  • Increases Resilience to Erosion and Climate Variability: Soils with high organic matter content are more resistant to erosion and better equipped to cope with the impacts of climate change, such as increased rainfall intensity or drought conditions.

Given these benefits, it's clear that organic matter is indispensable for maintaining and enhancing soil health. However, the levels of organic matter in soil can vary significantly depending on land use practices, climate, and soil type.

Sources and Management of Organic Matter

To maintain or increase soil organic matter levels, it's essential to understand its sources and how it can be managed effectively. Here are some key strategies:

  • Cover Cropping: Growing cover crops, such as legumes and grasses, between regular cropping periods can significantly contribute to soil organic matter. These crops prevent soil erosion, suppress weeds, and provide biomass that, when decomposed, adds organic matter to the soil.
  • Composting: Composting transforms organic waste materials into a rich source of organic matter. By composting crop residues, animal manure, and other organic wastes, farmers can produce a valuable soil amendment that improves soil health and fertility.
  • Conservation Tillage: Tillage practices that minimize soil disturbance, such as no-till or reduced-till farming, help preserve soil organic matter. These practices reduce erosion, enhance water infiltration, and support the activity of soil organisms, all of which contribute to the accumulation of organic matter.
  • Organic Amendments: In addition to compost, other organic amendments like biochar, green manure, and animal manure can be applied to soils to boost organic matter content. These amendments vary in their nutrient content and decomposition rates, offering flexibility in managing soil fertility and structure.
  • Agroforestry and Perennial Cropping Systems: Integrating trees and shrubs into agricultural landscapes (agroforestry) or adopting perennial crops can lead to deeper rooting systems and continuous leaf litter fall, both of which contribute to soil organic matter.

Implementing these practices requires a holistic approach to farm management, taking into consideration local soil conditions, climate, and crop requirements.
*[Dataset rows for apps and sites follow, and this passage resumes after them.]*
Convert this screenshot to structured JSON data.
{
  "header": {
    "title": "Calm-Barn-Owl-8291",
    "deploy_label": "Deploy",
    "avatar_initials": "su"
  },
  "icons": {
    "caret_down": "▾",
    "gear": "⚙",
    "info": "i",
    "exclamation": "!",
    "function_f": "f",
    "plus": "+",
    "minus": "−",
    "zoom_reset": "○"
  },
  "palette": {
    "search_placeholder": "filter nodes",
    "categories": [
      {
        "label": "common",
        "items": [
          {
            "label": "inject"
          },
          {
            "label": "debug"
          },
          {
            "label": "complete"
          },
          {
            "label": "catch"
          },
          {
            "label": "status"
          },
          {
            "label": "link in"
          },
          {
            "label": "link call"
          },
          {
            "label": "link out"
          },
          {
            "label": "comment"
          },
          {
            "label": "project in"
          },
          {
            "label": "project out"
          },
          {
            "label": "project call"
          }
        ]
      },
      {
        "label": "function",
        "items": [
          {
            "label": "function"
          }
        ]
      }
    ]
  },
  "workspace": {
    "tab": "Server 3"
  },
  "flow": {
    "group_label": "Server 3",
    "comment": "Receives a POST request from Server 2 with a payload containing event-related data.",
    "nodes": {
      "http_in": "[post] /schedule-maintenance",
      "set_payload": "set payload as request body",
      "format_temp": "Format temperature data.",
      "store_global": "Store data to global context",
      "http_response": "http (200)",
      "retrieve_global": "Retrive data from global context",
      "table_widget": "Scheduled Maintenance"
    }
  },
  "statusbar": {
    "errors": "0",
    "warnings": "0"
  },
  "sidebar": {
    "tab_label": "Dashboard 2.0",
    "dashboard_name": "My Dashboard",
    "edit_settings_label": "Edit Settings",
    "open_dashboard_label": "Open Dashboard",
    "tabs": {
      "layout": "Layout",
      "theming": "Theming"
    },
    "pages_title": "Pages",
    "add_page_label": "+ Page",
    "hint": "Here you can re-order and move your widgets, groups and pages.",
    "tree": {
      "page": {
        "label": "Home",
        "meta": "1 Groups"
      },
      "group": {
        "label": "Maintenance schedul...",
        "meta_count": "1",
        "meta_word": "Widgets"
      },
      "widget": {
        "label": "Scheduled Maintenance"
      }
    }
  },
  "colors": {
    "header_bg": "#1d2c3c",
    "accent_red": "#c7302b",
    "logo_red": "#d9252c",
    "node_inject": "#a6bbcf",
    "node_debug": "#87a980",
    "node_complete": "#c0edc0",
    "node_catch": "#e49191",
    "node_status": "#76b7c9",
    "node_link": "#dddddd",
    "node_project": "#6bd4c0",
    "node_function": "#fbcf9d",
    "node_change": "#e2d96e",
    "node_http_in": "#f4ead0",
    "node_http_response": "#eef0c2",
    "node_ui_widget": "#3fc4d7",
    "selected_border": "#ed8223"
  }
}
By prioritizing the maintenance and enhancement of soil organic matter, farmers can improve soil health, increase productivity, and contribute to the sustainability of their farming systems.

In conclusion, the role of organic matter in enhancing soil health is undeniable. It is the backbone of fertile, productive soils, supporting a range of ecosystem services that are vital for sustainable agriculture. Through careful management and conservation of organic matter, farmers can ensure the long-term viability of their land, securing food production for future generations while protecting the environment.